§ **Description of the task**: Could you copy each line of the entries that contains "title"?

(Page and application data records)
Segment Open

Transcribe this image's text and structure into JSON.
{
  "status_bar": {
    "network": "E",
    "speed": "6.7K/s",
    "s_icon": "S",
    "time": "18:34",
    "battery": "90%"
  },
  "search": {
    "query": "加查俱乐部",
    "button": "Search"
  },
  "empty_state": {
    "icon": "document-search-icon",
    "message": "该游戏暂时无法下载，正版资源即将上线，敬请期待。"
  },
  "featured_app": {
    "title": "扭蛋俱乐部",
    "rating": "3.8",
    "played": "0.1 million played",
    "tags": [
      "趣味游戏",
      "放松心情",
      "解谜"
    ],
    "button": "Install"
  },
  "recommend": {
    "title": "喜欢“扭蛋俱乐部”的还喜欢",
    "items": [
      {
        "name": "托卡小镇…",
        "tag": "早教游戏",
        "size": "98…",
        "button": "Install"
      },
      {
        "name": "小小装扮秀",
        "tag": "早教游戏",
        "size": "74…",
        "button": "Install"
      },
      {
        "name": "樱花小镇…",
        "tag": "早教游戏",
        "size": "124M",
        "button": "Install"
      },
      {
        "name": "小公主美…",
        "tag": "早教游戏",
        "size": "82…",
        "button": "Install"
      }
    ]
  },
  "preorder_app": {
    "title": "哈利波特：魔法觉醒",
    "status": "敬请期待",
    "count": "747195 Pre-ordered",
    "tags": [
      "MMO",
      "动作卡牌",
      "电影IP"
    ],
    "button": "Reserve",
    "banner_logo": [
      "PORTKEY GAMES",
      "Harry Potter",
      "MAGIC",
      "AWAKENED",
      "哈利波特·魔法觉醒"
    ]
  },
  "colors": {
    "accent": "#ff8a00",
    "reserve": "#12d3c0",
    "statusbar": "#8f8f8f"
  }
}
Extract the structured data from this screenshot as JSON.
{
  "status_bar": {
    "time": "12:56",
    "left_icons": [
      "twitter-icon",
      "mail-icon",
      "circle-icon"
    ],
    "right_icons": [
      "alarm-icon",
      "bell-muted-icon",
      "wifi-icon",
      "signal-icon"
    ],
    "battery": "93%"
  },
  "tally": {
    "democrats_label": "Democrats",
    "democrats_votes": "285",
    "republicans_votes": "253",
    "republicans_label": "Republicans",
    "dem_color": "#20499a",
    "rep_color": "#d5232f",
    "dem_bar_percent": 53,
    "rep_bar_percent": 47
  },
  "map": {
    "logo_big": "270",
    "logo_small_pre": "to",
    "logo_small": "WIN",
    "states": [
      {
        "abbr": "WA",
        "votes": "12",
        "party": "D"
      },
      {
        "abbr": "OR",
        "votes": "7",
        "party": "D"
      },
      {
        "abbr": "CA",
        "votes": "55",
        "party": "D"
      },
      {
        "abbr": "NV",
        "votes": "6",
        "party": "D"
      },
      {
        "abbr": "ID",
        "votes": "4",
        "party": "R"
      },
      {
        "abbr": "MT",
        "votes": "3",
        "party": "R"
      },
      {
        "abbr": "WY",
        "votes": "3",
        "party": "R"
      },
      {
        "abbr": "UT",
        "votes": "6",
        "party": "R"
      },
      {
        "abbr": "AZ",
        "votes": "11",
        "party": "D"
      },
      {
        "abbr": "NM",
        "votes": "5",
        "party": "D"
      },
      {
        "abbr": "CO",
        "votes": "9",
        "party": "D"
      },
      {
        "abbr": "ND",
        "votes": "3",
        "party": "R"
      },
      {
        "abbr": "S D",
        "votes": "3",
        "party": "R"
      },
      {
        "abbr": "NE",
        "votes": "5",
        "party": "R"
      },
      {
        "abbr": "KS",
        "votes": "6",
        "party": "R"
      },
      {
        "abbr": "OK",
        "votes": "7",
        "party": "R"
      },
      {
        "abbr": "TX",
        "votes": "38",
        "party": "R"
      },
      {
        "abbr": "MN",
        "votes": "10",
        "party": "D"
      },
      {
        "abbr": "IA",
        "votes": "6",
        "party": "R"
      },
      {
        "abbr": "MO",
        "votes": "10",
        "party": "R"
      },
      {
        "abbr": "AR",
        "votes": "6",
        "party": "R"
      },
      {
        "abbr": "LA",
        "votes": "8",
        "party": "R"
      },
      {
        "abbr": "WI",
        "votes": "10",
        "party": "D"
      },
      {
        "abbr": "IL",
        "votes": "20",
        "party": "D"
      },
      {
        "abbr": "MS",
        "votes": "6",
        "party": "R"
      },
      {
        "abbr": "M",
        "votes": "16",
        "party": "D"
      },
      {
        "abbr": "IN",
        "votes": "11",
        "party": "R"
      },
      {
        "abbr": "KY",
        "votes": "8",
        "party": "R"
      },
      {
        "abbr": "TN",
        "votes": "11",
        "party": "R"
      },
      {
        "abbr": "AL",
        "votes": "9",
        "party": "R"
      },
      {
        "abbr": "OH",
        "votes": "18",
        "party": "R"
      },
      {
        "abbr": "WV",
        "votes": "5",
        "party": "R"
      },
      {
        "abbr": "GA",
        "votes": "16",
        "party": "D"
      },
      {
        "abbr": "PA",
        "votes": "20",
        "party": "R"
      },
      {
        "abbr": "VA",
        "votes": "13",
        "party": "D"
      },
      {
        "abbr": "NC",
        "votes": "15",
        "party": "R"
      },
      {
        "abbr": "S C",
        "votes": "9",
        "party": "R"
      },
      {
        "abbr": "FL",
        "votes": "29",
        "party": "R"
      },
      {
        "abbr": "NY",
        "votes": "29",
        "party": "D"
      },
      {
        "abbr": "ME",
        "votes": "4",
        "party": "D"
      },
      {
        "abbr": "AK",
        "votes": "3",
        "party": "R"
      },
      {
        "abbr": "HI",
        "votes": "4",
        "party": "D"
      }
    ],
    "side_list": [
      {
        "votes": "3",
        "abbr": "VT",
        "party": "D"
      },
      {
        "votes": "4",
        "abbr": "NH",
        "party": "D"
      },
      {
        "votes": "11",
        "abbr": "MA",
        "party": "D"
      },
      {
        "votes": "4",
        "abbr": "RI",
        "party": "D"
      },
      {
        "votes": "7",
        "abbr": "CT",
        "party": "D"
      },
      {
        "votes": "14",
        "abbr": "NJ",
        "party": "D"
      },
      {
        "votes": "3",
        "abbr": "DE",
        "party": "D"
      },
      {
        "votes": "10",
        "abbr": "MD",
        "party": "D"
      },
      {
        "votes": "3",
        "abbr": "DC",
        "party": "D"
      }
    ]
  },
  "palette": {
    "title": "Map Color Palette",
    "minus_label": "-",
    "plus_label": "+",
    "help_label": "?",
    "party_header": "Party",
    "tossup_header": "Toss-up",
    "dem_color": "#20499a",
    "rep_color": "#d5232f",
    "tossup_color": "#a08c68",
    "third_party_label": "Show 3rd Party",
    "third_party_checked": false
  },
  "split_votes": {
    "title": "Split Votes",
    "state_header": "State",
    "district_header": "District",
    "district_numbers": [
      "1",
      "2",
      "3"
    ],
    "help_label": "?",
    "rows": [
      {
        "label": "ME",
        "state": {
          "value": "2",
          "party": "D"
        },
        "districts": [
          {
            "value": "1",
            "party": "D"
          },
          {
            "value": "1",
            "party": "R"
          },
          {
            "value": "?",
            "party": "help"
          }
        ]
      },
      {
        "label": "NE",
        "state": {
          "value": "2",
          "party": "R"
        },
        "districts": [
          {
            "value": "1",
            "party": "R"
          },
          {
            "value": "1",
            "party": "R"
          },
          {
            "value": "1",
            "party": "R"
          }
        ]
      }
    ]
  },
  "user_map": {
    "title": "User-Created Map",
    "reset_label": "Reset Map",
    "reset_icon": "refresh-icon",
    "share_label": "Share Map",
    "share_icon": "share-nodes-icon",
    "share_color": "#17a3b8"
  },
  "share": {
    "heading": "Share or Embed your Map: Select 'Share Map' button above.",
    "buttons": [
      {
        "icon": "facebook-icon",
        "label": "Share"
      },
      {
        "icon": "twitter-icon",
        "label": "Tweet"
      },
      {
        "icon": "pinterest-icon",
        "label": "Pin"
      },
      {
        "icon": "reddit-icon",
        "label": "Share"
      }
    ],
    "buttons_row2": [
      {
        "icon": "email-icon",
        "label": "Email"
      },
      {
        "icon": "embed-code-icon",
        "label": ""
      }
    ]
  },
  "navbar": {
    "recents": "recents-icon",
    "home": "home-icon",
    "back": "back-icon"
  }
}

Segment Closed

§ **Task solution**:
    "title": "扭蛋俱乐部",
    "title": "喜欢“扭蛋俱乐部”的还喜欢",
    "title": "哈利波特：魔法觉醒",
    "title": "Map Color Palette",
    "title": "Split Votes",
    "title": "User-Created Map",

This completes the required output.